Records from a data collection
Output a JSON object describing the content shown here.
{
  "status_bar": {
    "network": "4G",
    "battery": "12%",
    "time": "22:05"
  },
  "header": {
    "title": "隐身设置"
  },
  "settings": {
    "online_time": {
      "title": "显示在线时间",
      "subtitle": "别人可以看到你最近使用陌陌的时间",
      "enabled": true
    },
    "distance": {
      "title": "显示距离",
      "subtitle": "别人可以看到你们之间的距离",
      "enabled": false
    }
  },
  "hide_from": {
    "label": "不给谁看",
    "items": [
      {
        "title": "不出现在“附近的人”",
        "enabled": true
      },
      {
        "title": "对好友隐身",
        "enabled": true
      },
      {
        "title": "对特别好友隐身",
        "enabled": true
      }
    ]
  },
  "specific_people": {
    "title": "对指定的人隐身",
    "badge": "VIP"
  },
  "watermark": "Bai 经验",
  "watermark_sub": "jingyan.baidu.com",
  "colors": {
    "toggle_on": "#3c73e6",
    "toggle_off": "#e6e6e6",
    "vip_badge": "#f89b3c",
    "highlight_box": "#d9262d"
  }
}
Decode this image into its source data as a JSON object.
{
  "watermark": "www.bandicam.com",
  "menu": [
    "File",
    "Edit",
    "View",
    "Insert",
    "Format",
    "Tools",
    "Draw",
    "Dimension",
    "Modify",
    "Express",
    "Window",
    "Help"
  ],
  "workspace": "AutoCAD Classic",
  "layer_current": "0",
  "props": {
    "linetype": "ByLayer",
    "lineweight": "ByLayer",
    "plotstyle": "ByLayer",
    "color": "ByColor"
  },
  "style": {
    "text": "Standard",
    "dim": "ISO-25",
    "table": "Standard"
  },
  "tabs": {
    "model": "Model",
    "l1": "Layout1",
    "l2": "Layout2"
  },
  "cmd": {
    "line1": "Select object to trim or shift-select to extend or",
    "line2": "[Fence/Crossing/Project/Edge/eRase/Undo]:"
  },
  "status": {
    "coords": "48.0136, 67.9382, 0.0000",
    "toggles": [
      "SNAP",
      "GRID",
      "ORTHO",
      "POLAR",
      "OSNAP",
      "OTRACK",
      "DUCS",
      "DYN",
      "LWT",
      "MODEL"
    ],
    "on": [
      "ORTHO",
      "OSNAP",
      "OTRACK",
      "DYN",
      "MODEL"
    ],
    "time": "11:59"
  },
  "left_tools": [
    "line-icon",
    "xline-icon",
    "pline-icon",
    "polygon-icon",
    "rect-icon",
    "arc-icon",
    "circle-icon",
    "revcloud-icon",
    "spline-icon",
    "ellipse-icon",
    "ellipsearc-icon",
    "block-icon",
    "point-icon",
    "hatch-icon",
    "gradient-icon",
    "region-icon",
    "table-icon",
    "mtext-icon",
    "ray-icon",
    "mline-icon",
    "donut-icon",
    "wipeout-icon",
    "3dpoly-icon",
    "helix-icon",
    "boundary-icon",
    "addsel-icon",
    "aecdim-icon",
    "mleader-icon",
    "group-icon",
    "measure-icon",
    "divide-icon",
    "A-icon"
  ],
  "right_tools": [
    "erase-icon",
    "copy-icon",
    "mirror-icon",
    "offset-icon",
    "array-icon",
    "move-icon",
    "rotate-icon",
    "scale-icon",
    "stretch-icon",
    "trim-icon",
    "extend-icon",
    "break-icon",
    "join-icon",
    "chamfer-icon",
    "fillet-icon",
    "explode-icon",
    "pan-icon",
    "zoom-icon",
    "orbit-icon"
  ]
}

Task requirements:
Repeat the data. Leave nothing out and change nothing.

Solution to the exercise:
Output a JSON object describing the content shown here.
{
  "status_bar": {
    "network": "4G",
    "battery": "12%",
    "time": "22:05"
  },
  "header": {
    "title": "隐身设置"
  },
  "settings": {
    "online_time": {
      "title": "显示在线时间",
      "subtitle": "别人可以看到你最近使用陌陌的时间",
      "enabled": true
    },
    "distance": {
      "title": "显示距离",
      "subtitle": "别人可以看到你们之间的距离",
      "enabled": false
    }
  },
  "hide_from": {
    "label": "不给谁看",
    "items": [
      {
        "title": "不出现在“附近的人”",
        "enabled": true
      },
      {
        "title": "对好友隐身",
        "enabled": true
      },
      {
        "title": "对特别好友隐身",
        "enabled": true
      }
    ]
  },
  "specific_people": {
    "title": "对指定的人隐身",
    "badge": "VIP"
  },
  "watermark": "Bai 经验",
  "watermark_sub": "jingyan.baidu.com",
  "colors": {
    "toggle_on": "#3c73e6",
    "toggle_off": "#e6e6e6",
    "vip_badge": "#f89b3c",
    "highlight_box": "#d9262d"
  }
}
Decode this image into its source data as a JSON object.
{
  "watermark": "www.bandicam.com",
  "menu": [
    "File",
    "Edit",
    "View",
    "Insert",
    "Format",
    "Tools",
    "Draw",
    "Dimension",
    "Modify",
    "Express",
    "Window",
    "Help"
  ],
  "workspace": "AutoCAD Classic",
  "layer_current": "0",
  "props": {
    "linetype": "ByLayer",
    "lineweight": "ByLayer",
    "plotstyle": "ByLayer",
    "color": "ByColor"
  },
  "style": {
    "text": "Standard",
    "dim": "ISO-25",
    "table": "Standard"
  },
  "tabs": {
    "model": "Model",
    "l1": "Layout1",
    "l2": "Layout2"
  },
  "cmd": {
    "line1": "Select object to trim or shift-select to extend or",
    "line2": "[Fence/Crossing/Project/Edge/eRase/Undo]:"
  },
  "status": {
    "coords": "48.0136, 67.9382, 0.0000",
    "toggles": [
      "SNAP",
      "GRID",
      "ORTHO",
      "POLAR",
      "OSNAP",
      "OTRACK",
      "DUCS",
      "DYN",
      "LWT",
      "MODEL"
    ],
    "on": [
      "ORTHO",
      "OSNAP",
      "OTRACK",
      "DYN",
      "MODEL"
    ],
    "time": "11:59"
  },
  "left_tools": [
    "line-icon",
    "xline-icon",
    "pline-icon",
    "polygon-icon",
    "rect-icon",
    "arc-icon",
    "circle-icon",
    "revcloud-icon",
    "spline-icon",
    "ellipse-icon",
    "ellipsearc-icon",
    "block-icon",
    "point-icon",
    "hatch-icon",
    "gradient-icon",
    "region-icon",
    "table-icon",
    "mtext-icon",
    "ray-icon",
    "mline-icon",
    "donut-icon",
    "wipeout-icon",
    "3dpoly-icon",
    "helix-icon",
    "boundary-icon",
    "addsel-icon",
    "aecdim-icon",
    "mleader-icon",
    "group-icon",
    "measure-icon",
    "divide-icon",
    "A-icon"
  ],
  "right_tools": [
    "erase-icon",
    "copy-icon",
    "mirror-icon",
    "offset-icon",
    "array-icon",
    "move-icon",
    "rotate-icon",
    "scale-icon",
    "stretch-icon",
    "trim-icon",
    "extend-icon",
    "break-icon",
    "join-icon",
    "chamfer-icon",
    "fillet-icon",
    "explode-icon",
    "pan-icon",
    "zoom-icon",
    "orbit-icon"
  ]
}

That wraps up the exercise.